- GIVEN INFORMATION
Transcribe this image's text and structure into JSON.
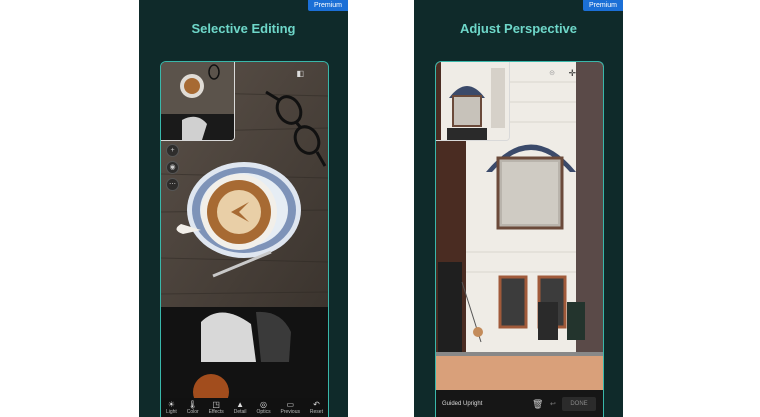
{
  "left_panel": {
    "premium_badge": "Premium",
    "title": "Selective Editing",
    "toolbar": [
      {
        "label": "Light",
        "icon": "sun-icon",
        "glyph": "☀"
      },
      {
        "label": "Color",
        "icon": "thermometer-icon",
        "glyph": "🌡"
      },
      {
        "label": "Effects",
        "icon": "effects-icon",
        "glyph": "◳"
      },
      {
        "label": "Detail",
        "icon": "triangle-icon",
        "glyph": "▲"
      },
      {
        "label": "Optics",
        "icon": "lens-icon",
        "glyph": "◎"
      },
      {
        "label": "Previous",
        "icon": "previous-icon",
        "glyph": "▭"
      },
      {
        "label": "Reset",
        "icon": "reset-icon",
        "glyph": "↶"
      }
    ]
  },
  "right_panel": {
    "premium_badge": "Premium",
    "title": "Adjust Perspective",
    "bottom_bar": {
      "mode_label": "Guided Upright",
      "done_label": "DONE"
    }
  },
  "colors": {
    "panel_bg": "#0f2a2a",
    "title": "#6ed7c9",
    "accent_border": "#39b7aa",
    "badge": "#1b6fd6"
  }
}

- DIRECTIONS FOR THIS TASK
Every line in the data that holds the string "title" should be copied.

- SOLUTION BELOW
    "title": "Selective Editing",
    "title": "Adjust Perspective",
    "title": "#6ed7c9",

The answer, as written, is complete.